Aging is a widely known factor that can affect time perception (Turgeon et al., 2016). Our evaluation of the CR with multiple behavioral metrics indeed identified age-dependent changes in shock responses and CRs (Fig. 6). Post-training rhythms of jumping in older flies became shorter than the trained interval, as shown by the upward frequency shift of the power spectrogram (Fig. 6A). Similarly, aged human subjects were reported to reproduce shorter intervals than the trained interval when they were asked to reproduce intervals in the supra-second range, such as 1.5 s (Bangert and Balota, 2012; McAuley et al., 2006). Interestingly, 3 week old flies are indeed capable of perceiving interval timing as expressed by periodic walking (Fig. 6D,E). This behavior-selective impairment implies that jumping and walking may be controlled by different interval timing systems.

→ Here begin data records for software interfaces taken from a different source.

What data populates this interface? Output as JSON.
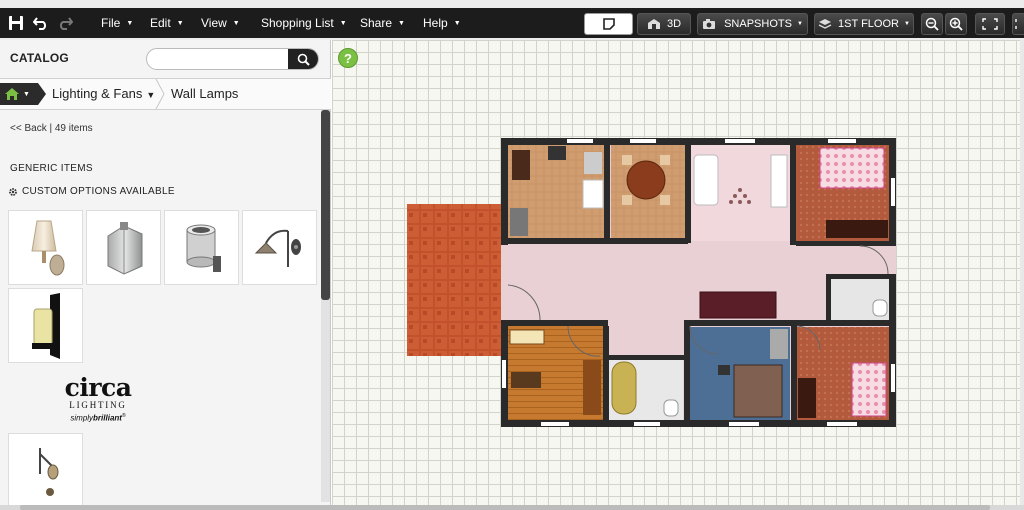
{
  "toolbar": {
    "menus": [
      {
        "label": "File"
      },
      {
        "label": "Edit"
      },
      {
        "label": "View"
      },
      {
        "label": "Shopping List"
      },
      {
        "label": "Share"
      },
      {
        "label": "Help"
      }
    ],
    "view_3d_label": "3D",
    "snapshots_label": "SNAPSHOTS",
    "floor_label": "1ST FLOOR"
  },
  "catalog": {
    "title": "CATALOG",
    "search": {
      "value": "",
      "placeholder": ""
    },
    "breadcrumb": [
      "Lighting & Fans",
      "Wall Lamps"
    ],
    "back_label": "<< Back",
    "item_count": "49 items",
    "generic_title": "GENERIC ITEMS",
    "custom_options": "CUSTOM OPTIONS AVAILABLE",
    "thumbnails": [
      {
        "icon": "wall-sconce-shade-icon"
      },
      {
        "icon": "wall-lantern-box-icon"
      },
      {
        "icon": "cylinder-sconce-icon"
      },
      {
        "icon": "swing-arm-lamp-icon"
      },
      {
        "icon": "candle-sconce-icon"
      },
      {
        "icon": "arm-wall-lamp-icon"
      }
    ],
    "brand": {
      "name": "circa",
      "sub": "LIGHTING",
      "tagline_1": "simply",
      "tagline_2": "brilliant",
      "mark": "®"
    }
  },
  "floorplan": {
    "floor": "1ST FLOOR",
    "colors": {
      "wall": "#2a2a2a",
      "living_floor": "#e9d0d4",
      "patio": "#c2512c",
      "kitchen_floor": "#c89466",
      "bedroom_carpet": "#4d6f96",
      "brick": "#b35a3d",
      "grid": "#d2d4cc"
    }
  }
}
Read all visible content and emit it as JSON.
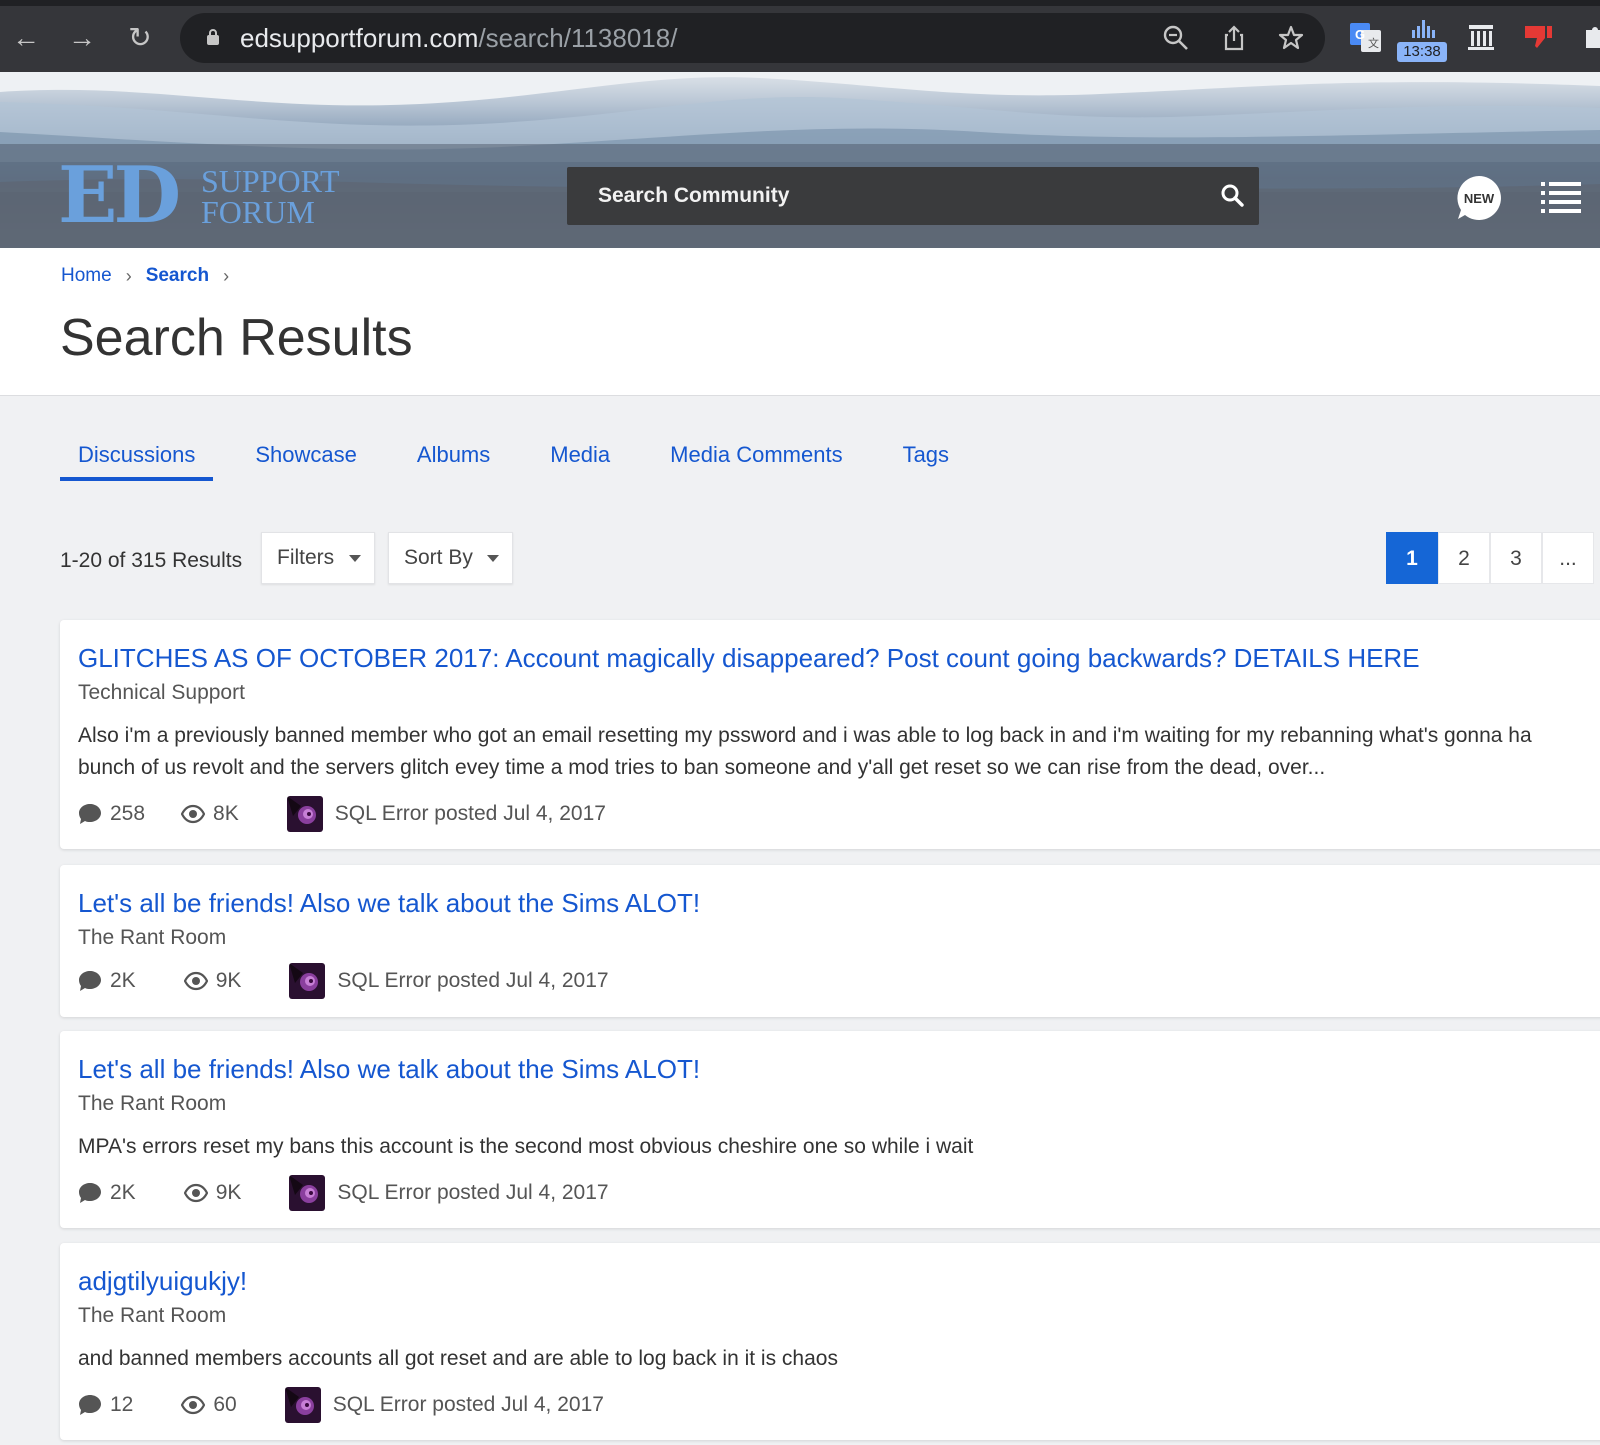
{
  "browser": {
    "url_host": "edsupportforum.com",
    "url_path": "/search/1138018/",
    "clock": "13:38",
    "back_icon": "←",
    "forward_icon": "→",
    "reload_icon": "↻"
  },
  "header": {
    "logo_main": "ED",
    "logo_line1": "SUPPORT",
    "logo_line2": "FORUM",
    "search_placeholder": "Search Community",
    "new_label": "NEW"
  },
  "breadcrumb": {
    "home": "Home",
    "current": "Search"
  },
  "page_title": "Search Results",
  "tabs": [
    {
      "label": "Discussions",
      "active": true
    },
    {
      "label": "Showcase",
      "active": false
    },
    {
      "label": "Albums",
      "active": false
    },
    {
      "label": "Media",
      "active": false
    },
    {
      "label": "Media Comments",
      "active": false
    },
    {
      "label": "Tags",
      "active": false
    }
  ],
  "toolbar": {
    "result_count": "1-20 of 315 Results",
    "filters_label": "Filters",
    "sort_label": "Sort By"
  },
  "pagination": [
    "1",
    "2",
    "3",
    "..."
  ],
  "results": [
    {
      "title": "GLITCHES AS OF OCTOBER 2017: Account magically disappeared? Post count going backwards? DETAILS HERE",
      "forum": "Technical Support",
      "snippet_line1": "Also i'm a previously banned member who got an email resetting my pssword and i was able to log back in and i'm waiting for my rebanning what's gonna ha",
      "snippet_line2": "bunch of us revolt and the servers glitch evey time a mod tries to ban someone and y'all get reset so we can rise from the dead, over...",
      "replies": "258",
      "views": "8K",
      "byline": "SQL Error posted Jul 4, 2017"
    },
    {
      "title": "Let's all be friends! Also we talk about the Sims ALOT!",
      "forum": "The Rant Room",
      "snippet_line1": "",
      "snippet_line2": "",
      "replies": "2K",
      "views": "9K",
      "byline": "SQL Error posted Jul 4, 2017"
    },
    {
      "title": "Let's all be friends! Also we talk about the Sims ALOT!",
      "forum": "The Rant Room",
      "snippet_line1": "MPA's errors reset my bans this account is the second most obvious cheshire one so while i wait",
      "snippet_line2": "",
      "replies": "2K",
      "views": "9K",
      "byline": "SQL Error posted Jul 4, 2017"
    },
    {
      "title": "adjgtilyuigukjy!",
      "forum": "The Rant Room",
      "snippet_line1": "and banned members accounts all got reset and are able to log back in it is chaos",
      "snippet_line2": "",
      "replies": "12",
      "views": "60",
      "byline": "SQL Error posted Jul 4, 2017"
    }
  ]
}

Alternatively, aging can simply alter sensory thresholds of shocks, such that the same intensity of shocks does not induce jumping in older flies (Simon et al., 2006).
As in Parkinson's disease, the dopaminergic system is known to deteriorate with aging in different species including Drosophila, although the pathology of dopamine neurons is species dependent (Naoi and Maruyama, 1999; Navarro et al., 2014; Riemensperger et al., 2013; Rodriguez et al., 2015). Intriguingly, dopamine circuits in mammalian brains are proposed to play a central role in seconds-range time perception (Buhusi and Meck, 2005; Narayanan et al., 2012; Soares et al., 2016; Turgeon et al., 2016). Dopamine neurons in the fly are known to convey electric shock reinforcement (Aso et al., 2012; Claridge-Chang et al., 2009; Schwaerzel et al., 2003) and are amenable to aging (Riemensperger et al., 2013). It would therefore be exciting to examine the commonality in circuit usage between time perception and other associative learning tasks (Vogt et al., 2014).
Beyond aging, future studies can examine critical factors for interval timing, such as feeding state, temperature and genetic mutations, as they drastically affect locomotion (Aggarwal et al., 2019; Lee and Park, 2004; Ostrowski et al., 2018). Combined with precise genetic manipulation, temporal conditioning in Drosophila will provide a useful experimental platform to tackle the neuronal mechanism of seconds-range time perception.
We thank Toshiharu Ichinose, Pavel Masek and Vladimiros Thoma for discussions and suggestions; Takuto Okuno and Pudith Sirigrivatanawong for constructing the behavioral analysis method; Yasumasa Matsuda and Ajayrama Kumaraswarmy for the implementation of time–frequency analysis; and Katrina Lynn for reviewing the manuscript.
Conceptualization: M.I., H.T.; Methodology: M.I., H.T.; Software: M.I.; Validation: M.I., H.T.; Formal analysis: M.I.; Investigation: M.I.; Resources: H.T.; Data curation: M.I.; Writing - original draft: M.I., H.T.; Writing - review & editing: M.I., H.T.; Visualization: M.I.; Supervision: H.T.; Project administration: H.T.; Funding acquisition: H.T.
This study was supported by the Ministry of Education, Culture, Sports, Science and Technology – Japan/JSPS KAKENHI (16H01496, 19K22577 to H.T.).
Raw tracking data and R scripts used in this study are available from the GIN repository: https://gin.g-node.org/Tanimoto_lab/Tracking_data_and_Analysis_codes_in_Ikarashi_2021
The authors declare no competing or financial interests.